→ **INFORMATION SUPPLIED**:
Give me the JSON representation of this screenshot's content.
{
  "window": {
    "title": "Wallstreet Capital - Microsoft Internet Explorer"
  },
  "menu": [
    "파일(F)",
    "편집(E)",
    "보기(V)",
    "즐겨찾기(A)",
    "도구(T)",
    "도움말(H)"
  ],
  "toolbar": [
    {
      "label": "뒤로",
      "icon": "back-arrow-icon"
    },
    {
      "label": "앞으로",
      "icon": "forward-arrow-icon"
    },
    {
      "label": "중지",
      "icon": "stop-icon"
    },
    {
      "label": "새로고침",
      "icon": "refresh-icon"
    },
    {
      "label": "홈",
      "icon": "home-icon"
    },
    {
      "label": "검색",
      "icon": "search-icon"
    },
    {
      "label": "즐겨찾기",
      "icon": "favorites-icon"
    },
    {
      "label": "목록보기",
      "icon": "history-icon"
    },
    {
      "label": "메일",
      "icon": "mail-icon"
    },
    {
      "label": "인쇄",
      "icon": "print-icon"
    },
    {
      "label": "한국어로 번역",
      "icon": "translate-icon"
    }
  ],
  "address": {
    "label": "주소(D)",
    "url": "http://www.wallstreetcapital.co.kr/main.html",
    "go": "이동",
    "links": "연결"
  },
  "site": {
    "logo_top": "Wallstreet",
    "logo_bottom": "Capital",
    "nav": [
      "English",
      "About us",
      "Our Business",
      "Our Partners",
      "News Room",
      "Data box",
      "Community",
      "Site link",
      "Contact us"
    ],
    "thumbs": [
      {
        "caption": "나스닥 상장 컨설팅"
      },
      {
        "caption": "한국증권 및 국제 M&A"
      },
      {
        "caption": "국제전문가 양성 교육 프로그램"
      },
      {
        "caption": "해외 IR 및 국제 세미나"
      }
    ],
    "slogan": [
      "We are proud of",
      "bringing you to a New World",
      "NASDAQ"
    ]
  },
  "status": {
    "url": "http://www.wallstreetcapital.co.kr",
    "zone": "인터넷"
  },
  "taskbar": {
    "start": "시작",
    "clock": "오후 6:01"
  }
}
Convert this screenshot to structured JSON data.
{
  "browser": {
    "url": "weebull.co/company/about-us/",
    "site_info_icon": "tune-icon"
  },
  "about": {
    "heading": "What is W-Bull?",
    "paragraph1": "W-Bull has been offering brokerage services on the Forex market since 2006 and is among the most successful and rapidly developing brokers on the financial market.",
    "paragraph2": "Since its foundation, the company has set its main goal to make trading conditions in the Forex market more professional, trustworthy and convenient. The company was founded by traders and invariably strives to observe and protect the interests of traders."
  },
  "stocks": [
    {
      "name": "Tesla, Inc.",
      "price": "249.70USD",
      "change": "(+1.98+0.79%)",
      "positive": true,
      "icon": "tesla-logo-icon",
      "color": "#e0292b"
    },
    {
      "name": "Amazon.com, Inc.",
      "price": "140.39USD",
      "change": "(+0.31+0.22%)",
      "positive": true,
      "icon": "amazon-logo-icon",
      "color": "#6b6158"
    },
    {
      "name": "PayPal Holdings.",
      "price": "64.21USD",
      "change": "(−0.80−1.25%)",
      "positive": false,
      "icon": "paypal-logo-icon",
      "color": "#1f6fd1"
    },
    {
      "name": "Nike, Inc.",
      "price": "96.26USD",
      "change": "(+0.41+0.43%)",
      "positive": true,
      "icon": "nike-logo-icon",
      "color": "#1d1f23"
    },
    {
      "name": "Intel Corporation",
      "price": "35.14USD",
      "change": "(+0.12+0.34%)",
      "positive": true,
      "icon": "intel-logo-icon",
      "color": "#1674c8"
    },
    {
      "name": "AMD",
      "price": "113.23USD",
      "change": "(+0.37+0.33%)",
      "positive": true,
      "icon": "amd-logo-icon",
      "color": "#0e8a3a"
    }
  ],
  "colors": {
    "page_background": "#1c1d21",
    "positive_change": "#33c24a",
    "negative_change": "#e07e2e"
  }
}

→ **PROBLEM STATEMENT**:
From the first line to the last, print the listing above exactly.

→ **OUTPUT**:
Give me the JSON representation of this screenshot's content.
{
  "window": {
    "title": "Wallstreet Capital - Microsoft Internet Explorer"
  },
  "menu": [
    "파일(F)",
    "편집(E)",
    "보기(V)",
    "즐겨찾기(A)",
    "도구(T)",
    "도움말(H)"
  ],
  "toolbar": [
    {
      "label": "뒤로",
      "icon": "back-arrow-icon"
    },
    {
      "label": "앞으로",
      "icon": "forward-arrow-icon"
    },
    {
      "label": "중지",
      "icon": "stop-icon"
    },
    {
      "label": "새로고침",
      "icon": "refresh-icon"
    },
    {
      "label": "홈",
      "icon": "home-icon"
    },
    {
      "label": "검색",
      "icon": "search-icon"
    },
    {
      "label": "즐겨찾기",
      "icon": "favorites-icon"
    },
    {
      "label": "목록보기",
      "icon": "history-icon"
    },
    {
      "label": "메일",
      "icon": "mail-icon"
    },
    {
      "label": "인쇄",
      "icon": "print-icon"
    },
    {
      "label": "한국어로 번역",
      "icon": "translate-icon"
    }
  ],
  "address": {
    "label": "주소(D)",
    "url": "http://www.wallstreetcapital.co.kr/main.html",
    "go": "이동",
    "links": "연결"
  },
  "site": {
    "logo_top": "Wallstreet",
    "logo_bottom": "Capital",
    "nav": [
      "English",
      "About us",
      "Our Business",
      "Our Partners",
      "News Room",
      "Data box",
      "Community",
      "Site link",
      "Contact us"
    ],
    "thumbs": [
      {
        "caption": "나스닥 상장 컨설팅"
      },
      {
        "caption": "한국증권 및 국제 M&A"
      },
      {
        "caption": "국제전문가 양성 교육 프로그램"
      },
      {
        "caption": "해외 IR 및 국제 세미나"
      }
    ],
    "slogan": [
      "We are proud of",
      "bringing you to a New World",
      "NASDAQ"
    ]
  },
  "status": {
    "url": "http://www.wallstreetcapital.co.kr",
    "zone": "인터넷"
  },
  "taskbar": {
    "start": "시작",
    "clock": "오후 6:01"
  }
}
Convert this screenshot to structured JSON data.
{
  "browser": {
    "url": "weebull.co/company/about-us/",
    "site_info_icon": "tune-icon"
  },
  "about": {
    "heading": "What is W-Bull?",
    "paragraph1": "W-Bull has been offering brokerage services on the Forex market since 2006 and is among the most successful and rapidly developing brokers on the financial market.",
    "paragraph2": "Since its foundation, the company has set its main goal to make trading conditions in the Forex market more professional, trustworthy and convenient. The company was founded by traders and invariably strives to observe and protect the interests of traders."
  },
  "stocks": [
    {
      "name": "Tesla, Inc.",
      "price": "249.70USD",
      "change": "(+1.98+0.79%)",
      "positive": true,
      "icon": "tesla-logo-icon",
      "color": "#e0292b"
    },
    {
      "name": "Amazon.com, Inc.",
      "price": "140.39USD",
      "change": "(+0.31+0.22%)",
      "positive": true,
      "icon": "amazon-logo-icon",
      "color": "#6b6158"
    },
    {
      "name": "PayPal Holdings.",
      "price": "64.21USD",
      "change": "(−0.80−1.25%)",
      "positive": false,
      "icon": "paypal-logo-icon",
      "color": "#1f6fd1"
    },
    {
      "name": "Nike, Inc.",
      "price": "96.26USD",
      "change": "(+0.41+0.43%)",
      "positive": true,
      "icon": "nike-logo-icon",
      "color": "#1d1f23"
    },
    {
      "name": "Intel Corporation",
      "price": "35.14USD",
      "change": "(+0.12+0.34%)",
      "positive": true,
      "icon": "intel-logo-icon",
      "color": "#1674c8"
    },
    {
      "name": "AMD",
      "price": "113.23USD",
      "change": "(+0.37+0.33%)",
      "positive": true,
      "icon": "amd-logo-icon",
      "color": "#0e8a3a"
    }
  ],
  "colors": {
    "page_background": "#1c1d21",
    "positive_change": "#33c24a",
    "negative_change": "#e07e2e"
  }
}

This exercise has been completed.